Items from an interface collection
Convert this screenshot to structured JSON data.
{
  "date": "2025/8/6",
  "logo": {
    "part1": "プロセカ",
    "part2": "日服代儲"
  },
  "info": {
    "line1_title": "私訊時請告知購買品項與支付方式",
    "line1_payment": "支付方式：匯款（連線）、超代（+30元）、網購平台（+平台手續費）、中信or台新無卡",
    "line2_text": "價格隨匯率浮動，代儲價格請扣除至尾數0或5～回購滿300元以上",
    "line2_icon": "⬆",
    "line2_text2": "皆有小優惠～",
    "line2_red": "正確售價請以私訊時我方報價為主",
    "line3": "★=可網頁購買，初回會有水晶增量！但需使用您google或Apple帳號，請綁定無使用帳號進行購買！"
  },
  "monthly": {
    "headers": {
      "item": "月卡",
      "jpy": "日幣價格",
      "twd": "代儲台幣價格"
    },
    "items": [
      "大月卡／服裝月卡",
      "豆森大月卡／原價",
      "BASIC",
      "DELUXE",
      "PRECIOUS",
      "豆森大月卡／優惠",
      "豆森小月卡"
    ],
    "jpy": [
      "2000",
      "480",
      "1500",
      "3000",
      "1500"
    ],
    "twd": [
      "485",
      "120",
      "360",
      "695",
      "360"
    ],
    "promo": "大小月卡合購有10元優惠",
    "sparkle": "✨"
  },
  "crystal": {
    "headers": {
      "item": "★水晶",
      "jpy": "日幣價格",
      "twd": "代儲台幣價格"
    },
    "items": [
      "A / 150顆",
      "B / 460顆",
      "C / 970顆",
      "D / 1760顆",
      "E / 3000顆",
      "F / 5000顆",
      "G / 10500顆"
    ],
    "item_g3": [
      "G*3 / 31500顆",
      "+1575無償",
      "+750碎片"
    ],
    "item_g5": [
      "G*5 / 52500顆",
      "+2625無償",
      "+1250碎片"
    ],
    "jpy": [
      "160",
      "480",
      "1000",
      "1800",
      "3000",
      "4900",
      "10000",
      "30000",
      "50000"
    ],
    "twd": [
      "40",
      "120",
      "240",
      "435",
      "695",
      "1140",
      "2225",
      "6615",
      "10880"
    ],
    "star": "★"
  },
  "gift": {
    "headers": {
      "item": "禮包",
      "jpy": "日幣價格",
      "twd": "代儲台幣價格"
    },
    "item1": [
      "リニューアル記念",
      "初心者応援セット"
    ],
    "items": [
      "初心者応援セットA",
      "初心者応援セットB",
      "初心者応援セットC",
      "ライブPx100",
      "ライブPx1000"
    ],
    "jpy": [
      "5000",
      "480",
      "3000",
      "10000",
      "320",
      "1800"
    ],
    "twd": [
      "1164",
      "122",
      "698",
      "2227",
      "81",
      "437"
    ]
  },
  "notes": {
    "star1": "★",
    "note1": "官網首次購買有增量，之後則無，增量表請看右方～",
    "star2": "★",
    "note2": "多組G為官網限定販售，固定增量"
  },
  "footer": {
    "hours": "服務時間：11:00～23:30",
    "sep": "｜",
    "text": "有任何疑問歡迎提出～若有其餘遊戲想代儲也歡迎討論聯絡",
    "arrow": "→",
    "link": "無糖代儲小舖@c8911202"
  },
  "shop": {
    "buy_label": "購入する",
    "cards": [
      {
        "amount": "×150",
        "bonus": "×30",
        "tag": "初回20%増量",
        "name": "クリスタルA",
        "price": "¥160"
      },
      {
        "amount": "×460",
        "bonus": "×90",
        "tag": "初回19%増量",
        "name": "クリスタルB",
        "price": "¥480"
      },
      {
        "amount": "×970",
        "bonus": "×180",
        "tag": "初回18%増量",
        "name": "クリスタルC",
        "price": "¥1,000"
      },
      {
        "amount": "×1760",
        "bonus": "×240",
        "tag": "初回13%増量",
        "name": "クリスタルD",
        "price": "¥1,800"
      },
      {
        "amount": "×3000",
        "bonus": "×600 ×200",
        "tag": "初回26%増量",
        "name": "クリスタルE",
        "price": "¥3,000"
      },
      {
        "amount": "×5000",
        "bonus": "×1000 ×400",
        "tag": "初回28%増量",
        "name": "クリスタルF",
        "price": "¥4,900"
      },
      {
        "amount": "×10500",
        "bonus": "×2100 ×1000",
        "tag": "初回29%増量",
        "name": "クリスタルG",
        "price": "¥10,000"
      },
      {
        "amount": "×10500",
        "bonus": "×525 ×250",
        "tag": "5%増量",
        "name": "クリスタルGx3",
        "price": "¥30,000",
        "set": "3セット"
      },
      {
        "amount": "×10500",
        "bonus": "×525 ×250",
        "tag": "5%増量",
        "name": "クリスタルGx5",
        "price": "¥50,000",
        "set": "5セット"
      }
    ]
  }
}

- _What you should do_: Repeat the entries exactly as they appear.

- _Response below_:
Convert this screenshot to structured JSON data.
{
  "date": "2025/8/6",
  "logo": {
    "part1": "プロセカ",
    "part2": "日服代儲"
  },
  "info": {
    "line1_title": "私訊時請告知購買品項與支付方式",
    "line1_payment": "支付方式：匯款（連線）、超代（+30元）、網購平台（+平台手續費）、中信or台新無卡",
    "line2_text": "價格隨匯率浮動，代儲價格請扣除至尾數0或5～回購滿300元以上",
    "line2_icon": "⬆",
    "line2_text2": "皆有小優惠～",
    "line2_red": "正確售價請以私訊時我方報價為主",
    "line3": "★=可網頁購買，初回會有水晶增量！但需使用您google或Apple帳號，請綁定無使用帳號進行購買！"
  },
  "monthly": {
    "headers": {
      "item": "月卡",
      "jpy": "日幣價格",
      "twd": "代儲台幣價格"
    },
    "items": [
      "大月卡／服裝月卡",
      "豆森大月卡／原價",
      "BASIC",
      "DELUXE",
      "PRECIOUS",
      "豆森大月卡／優惠",
      "豆森小月卡"
    ],
    "jpy": [
      "2000",
      "480",
      "1500",
      "3000",
      "1500"
    ],
    "twd": [
      "485",
      "120",
      "360",
      "695",
      "360"
    ],
    "promo": "大小月卡合購有10元優惠",
    "sparkle": "✨"
  },
  "crystal": {
    "headers": {
      "item": "★水晶",
      "jpy": "日幣價格",
      "twd": "代儲台幣價格"
    },
    "items": [
      "A / 150顆",
      "B / 460顆",
      "C / 970顆",
      "D / 1760顆",
      "E / 3000顆",
      "F / 5000顆",
      "G / 10500顆"
    ],
    "item_g3": [
      "G*3 / 31500顆",
      "+1575無償",
      "+750碎片"
    ],
    "item_g5": [
      "G*5 / 52500顆",
      "+2625無償",
      "+1250碎片"
    ],
    "jpy": [
      "160",
      "480",
      "1000",
      "1800",
      "3000",
      "4900",
      "10000",
      "30000",
      "50000"
    ],
    "twd": [
      "40",
      "120",
      "240",
      "435",
      "695",
      "1140",
      "2225",
      "6615",
      "10880"
    ],
    "star": "★"
  },
  "gift": {
    "headers": {
      "item": "禮包",
      "jpy": "日幣價格",
      "twd": "代儲台幣價格"
    },
    "item1": [
      "リニューアル記念",
      "初心者応援セット"
    ],
    "items": [
      "初心者応援セットA",
      "初心者応援セットB",
      "初心者応援セットC",
      "ライブPx100",
      "ライブPx1000"
    ],
    "jpy": [
      "5000",
      "480",
      "3000",
      "10000",
      "320",
      "1800"
    ],
    "twd": [
      "1164",
      "122",
      "698",
      "2227",
      "81",
      "437"
    ]
  },
  "notes": {
    "star1": "★",
    "note1": "官網首次購買有增量，之後則無，增量表請看右方～",
    "star2": "★",
    "note2": "多組G為官網限定販售，固定增量"
  },
  "footer": {
    "hours": "服務時間：11:00～23:30",
    "sep": "｜",
    "text": "有任何疑問歡迎提出～若有其餘遊戲想代儲也歡迎討論聯絡",
    "arrow": "→",
    "link": "無糖代儲小舖@c8911202"
  },
  "shop": {
    "buy_label": "購入する",
    "cards": [
      {
        "amount": "×150",
        "bonus": "×30",
        "tag": "初回20%増量",
        "name": "クリスタルA",
        "price": "¥160"
      },
      {
        "amount": "×460",
        "bonus": "×90",
        "tag": "初回19%増量",
        "name": "クリスタルB",
        "price": "¥480"
      },
      {
        "amount": "×970",
        "bonus": "×180",
        "tag": "初回18%増量",
        "name": "クリスタルC",
        "price": "¥1,000"
      },
      {
        "amount": "×1760",
        "bonus": "×240",
        "tag": "初回13%増量",
        "name": "クリスタルD",
        "price": "¥1,800"
      },
      {
        "amount": "×3000",
        "bonus": "×600 ×200",
        "tag": "初回26%増量",
        "name": "クリスタルE",
        "price": "¥3,000"
      },
      {
        "amount": "×5000",
        "bonus": "×1000 ×400",
        "tag": "初回28%増量",
        "name": "クリスタルF",
        "price": "¥4,900"
      },
      {
        "amount": "×10500",
        "bonus": "×2100 ×1000",
        "tag": "初回29%増量",
        "name": "クリスタルG",
        "price": "¥10,000"
      },
      {
        "amount": "×10500",
        "bonus": "×525 ×250",
        "tag": "5%増量",
        "name": "クリスタルGx3",
        "price": "¥30,000",
        "set": "3セット"
      },
      {
        "amount": "×10500",
        "bonus": "×525 ×250",
        "tag": "5%増量",
        "name": "クリスタルGx5",
        "price": "¥50,000",
        "set": "5セット"
      }
    ]
  }
}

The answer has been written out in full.